Washington University School of Medicine Study Impugnes the Alleged Health Benefits of Liposuction

Yet, things are not always so straightforward on these subtle medical and cosmetic maters. A newer research completed by a scientific team at the Washington University School of Medicine has claimed that, in fact, liposuction carries no special health benefits for the patients who have proceeded to it. Additionally, this latest research revealed that there is no established connection between the popular fat-removal procedure and the reduction in blood pressure and cholesterol levels, and therefore, liposuction cannot actually render significant benefits in terms of protecting against health disorders like diabetes or heart diseases.

Are There Any Actual Health Benefits Connected To Liposuction?

More specifically, the research carried out by the Washington University School of Medicine recruited 15 female individuals carrying excess flab in the abdominal area; of them, 7 had type-2 diabetes while the other 8 were not diabetic. Before the liposuction, those women underwent an insulin-sensitivity test, had their blood pressure and blood lipids analyzed, while also being checked for indications of coronary disease.

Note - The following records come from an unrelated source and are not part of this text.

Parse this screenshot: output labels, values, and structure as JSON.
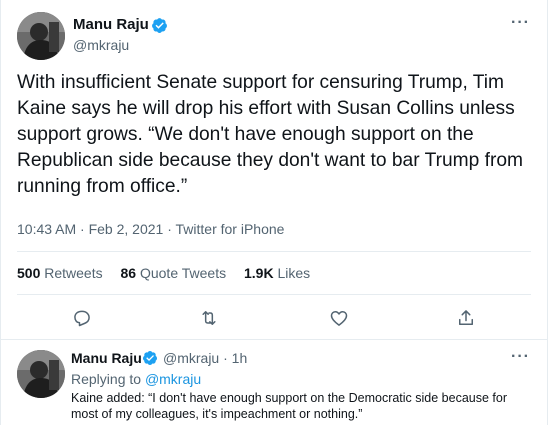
{
  "tweet": {
    "author_name": "Manu Raju",
    "author_handle": "@mkraju",
    "text": "With insufficient Senate support for censuring Trump, Tim Kaine says he will drop his effort with Susan Collins unless support grows. “We don't have enough support on the Republican side because they don't want to bar Trump from running from office.”",
    "time": "10:43 AM · Feb 2, 2021 · Twitter for iPhone",
    "stats": {
      "retweets_count": "500",
      "retweets_label": "Retweets",
      "quotes_count": "86",
      "quotes_label": "Quote Tweets",
      "likes_count": "1.9K",
      "likes_label": "Likes"
    },
    "more_label": "···"
  },
  "reply": {
    "author_name": "Manu Raju",
    "author_handle_time": "@mkraju · 1h",
    "replying_prefix": "Replying to",
    "replying_handle": "@mkraju",
    "text": "Kaine added: “I don't have enough support on the Democratic side because for most of my colleagues, it's impeachment or nothing.”",
    "more_label": "···"
  },
  "colors": {
    "verified": "#1da1f2",
    "link": "#1b95e0",
    "secondary_text": "#536471"
  },
  "icons": [
    "verified-badge-icon",
    "reply-icon",
    "retweet-icon",
    "like-icon",
    "share-icon",
    "more-icon"
  ]
}
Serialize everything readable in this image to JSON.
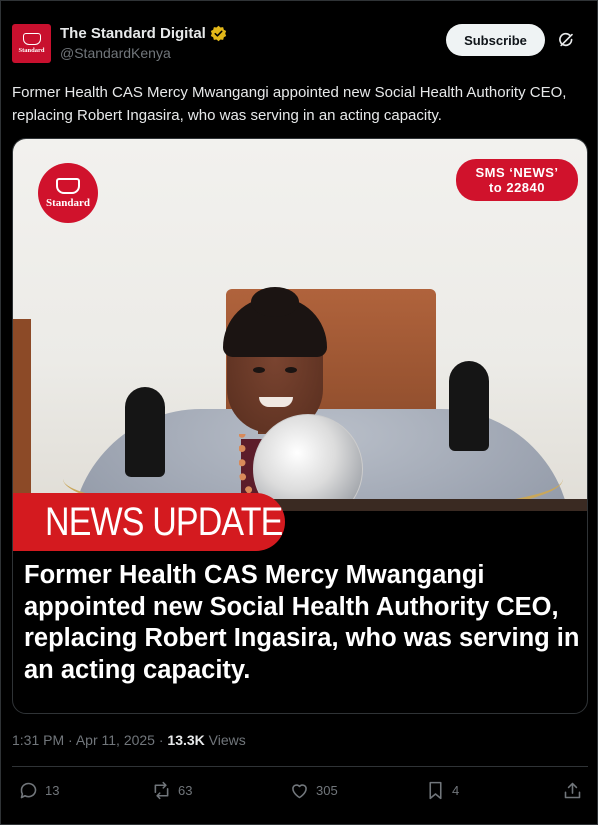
{
  "account": {
    "display_name": "The Standard Digital",
    "handle": "@StandardKenya",
    "avatar_text": "Standard"
  },
  "header": {
    "subscribe_label": "Subscribe"
  },
  "tweet": {
    "text": "Former Health CAS Mercy Mwangangi appointed new Social Health Authority CEO, replacing Robert Ingasira, who was serving in an acting capacity."
  },
  "media": {
    "logo_text": "Standard",
    "sms_line1": "SMS ‘NEWS’",
    "sms_line2": "to 22840",
    "banner": "NEWS UPDATE",
    "headline": "Former Health CAS Mercy Mwangangi appointed new Social Health Authority CEO, replacing Robert Ingasira, who was serving in an acting capacity."
  },
  "meta": {
    "time": "1:31 PM",
    "separator": "·",
    "date": "Apr 11, 2025",
    "views_count": "13.3K",
    "views_label": "Views"
  },
  "actions": {
    "replies": "13",
    "reposts": "63",
    "likes": "305",
    "bookmarks": "4"
  },
  "colors": {
    "background": "#000000",
    "text": "#e7e9ea",
    "muted": "#71767b",
    "brand_red": "#d0122c",
    "verified_gold": "#e2b719"
  },
  "icons": [
    "verified-badge-icon",
    "grok-icon",
    "reply-icon",
    "repost-icon",
    "like-icon",
    "bookmark-icon",
    "share-icon"
  ]
}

After a week’s time, all the participants moved through the liposuction procedure, having a substantial volume of fat removed from their body. Three months after the operation, new measurements of the above variables were completed, showing a decrease of approximately 20% in the amount of fat taken out, whereas the average Body Mass Index (BMI) reduction was 3.9 points for the diabetic individuals and 2.3 points for the non-diabetic ones.

However, the truly noteworthy aspect of this research is that no indication of reduction in blood pressure, blood lipids and blood glucose levels emerged! Actually, the scientists in charge of the project outlined that, in spite of the sizable reduction in subcutaneous fat, no advantageous health-related results came up, while liposuction had a negligible effect on the amelioration of the metabolic rate, which is often the culprit for fatness. In essence, as outlined by the researchers, “decreasing adipose tissue mass alone will not achieve the metabolic benefits of weight loss”!

Obviously, the whole issue is definitely not a simple one – and more solid groundwork on its benefits is needed. Definitely, liposuction is a truly advanced method of reducing body weight and excess fat, so it may be unreasonable to judge it by a single study, especially when the researchers of the initial study deduced that a substantial decrease in post-operational blood triglycerides had been achieved. So, stay on-line, as more reports and updates are to follow at